Department of Environmental Protection spokeswoman Kathy Cosco says Tetra Tech of Morgantown is currently surveying the North Hollow impoundment near Century in Barbour County.
Energy Marketing Co. and Dominick LaRosa of Potomac, Md., failed to respond to a U.S. Department of Labor lawsuit over the site and were ordered to pay $13,500 in fines. A federal Mine Safety and Health Administration spokeswoman said the fines had not been paid as of Friday, but it’s unclear what action the agency might take.
DEP revoked the impoundment’s permit and hired engineers to assess the structure and develop a plan to drain off the soupy wastewater.
The North Hollow impoundment is no longer in active use, but the Mine Safety and Health Administration has labeled it “high hazard,” meaning a failure would likely cause fatalities.
In court documents, the U.S. Department of Labor says MSHA does not believe there is an imminent danger, but it can’t be sure because there has been no certification by an engineer.
Cosco says the scope of the work should be agreed upon by the end of July.
Cosco said the current assessment is the first part of a two-stage pro-cess. In this one, the engineers will focus on developing a plan to repair a pond at the bottom of the impoundment that is used for draining off liquid, to ensure it’s structurally sound.

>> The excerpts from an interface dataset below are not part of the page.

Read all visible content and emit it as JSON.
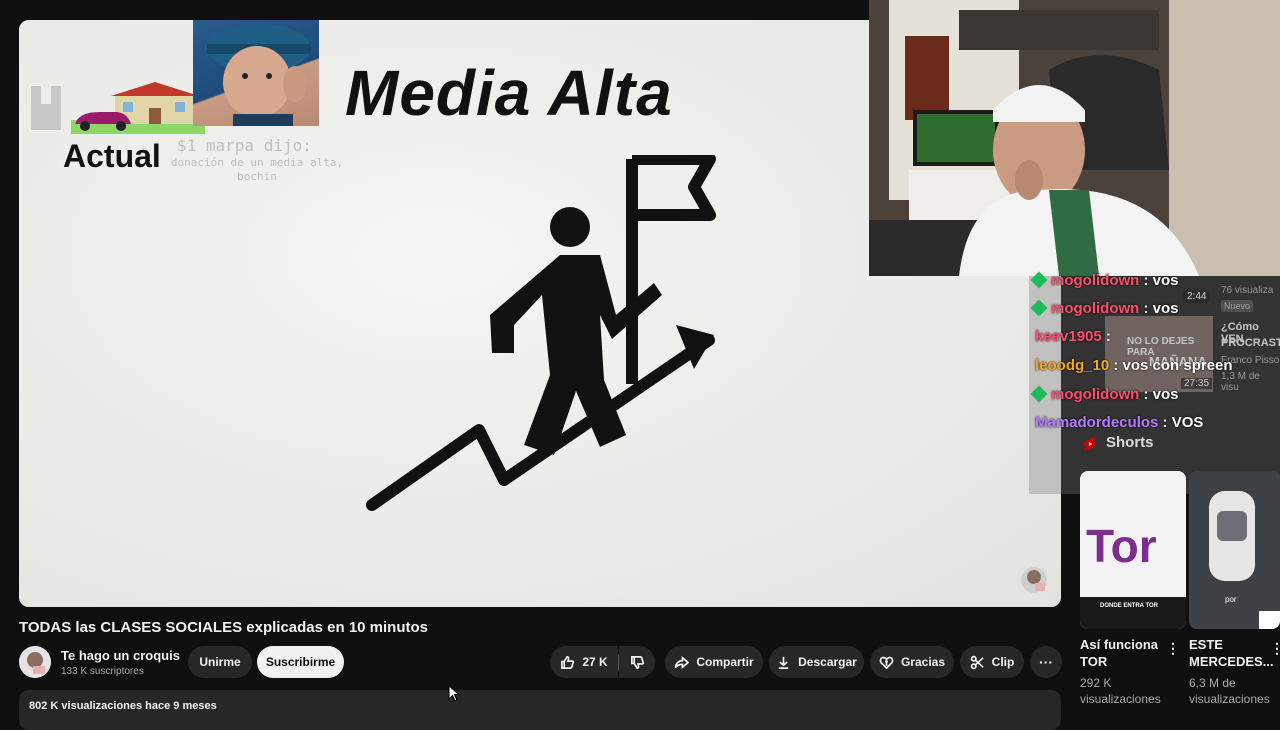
{
  "video": {
    "title_art": "Media Alta",
    "actual_label": "Actual",
    "donation_head": "$1 marpa dijo:",
    "donation_msg": "donación de un media alta, bochin"
  },
  "chat": {
    "messages": [
      {
        "user": "mogolidown",
        "text": ": vos",
        "color": "#ff4d6d",
        "badge": true
      },
      {
        "user": "mogolidown",
        "text": ": vos",
        "color": "#ff4d6d",
        "badge": true
      },
      {
        "user": "keev1905",
        "text": ":",
        "color": "#ff4d6d",
        "badge": false
      },
      {
        "user": "leoodg_10",
        "text": ": vos con spreen",
        "color": "#f5a623",
        "badge": false
      },
      {
        "user": "mogolidown",
        "text": ": vos",
        "color": "#ff4d6d",
        "badge": true
      },
      {
        "user": "Mamadordeculos",
        "text": ": VOS",
        "color": "#b57bff",
        "badge": false
      }
    ]
  },
  "sidebar_behind": {
    "dur1": "2:44",
    "views1": "76 visualiza",
    "badge_new": "Nuevo",
    "title_a": "¿Cómo VEN",
    "title_b": "PROCRAST",
    "author": "Franco Pisso",
    "dur2": "27:35",
    "views2": "1,3 M de visu",
    "thumb_text_a": "NO LO DEJES PARA",
    "thumb_text_b": "MAÑANA"
  },
  "shorts": {
    "heading": "Shorts",
    "items": [
      {
        "title_l1": "Así funciona",
        "title_l2": "TOR",
        "views_l1": "292 K",
        "views_l2": "visualizaciones",
        "thumb_text": "Tor",
        "thumb_caption": "DONDE ENTRA TOR"
      },
      {
        "title_l1": "ESTE",
        "title_l2": "MERCEDES...",
        "views_l1": "6,3 M de",
        "views_l2": "visualizaciones",
        "thumb_caption": "por"
      }
    ]
  },
  "below": {
    "title": "TODAS las CLASES SOCIALES explicadas en 10 minutos",
    "channel_name": "Te hago un croquis",
    "channel_subs": "133 K suscriptores",
    "join": "Unirme",
    "subscribe": "Suscribirme",
    "likes": "27 K",
    "share": "Compartir",
    "download": "Descargar",
    "thanks": "Gracias",
    "clip": "Clip",
    "more": "···",
    "stats": "802 K visualizaciones  hace 9 meses"
  },
  "colors": {
    "bg": "#0f0f0f",
    "pill": "#272727",
    "chat_badge": "#1fba5c",
    "shorts_icon": "#cc0000"
  }
}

The second phase is soliciting bids and hiring a contractor to do the work. Cosco said that likely won’t happen until next year.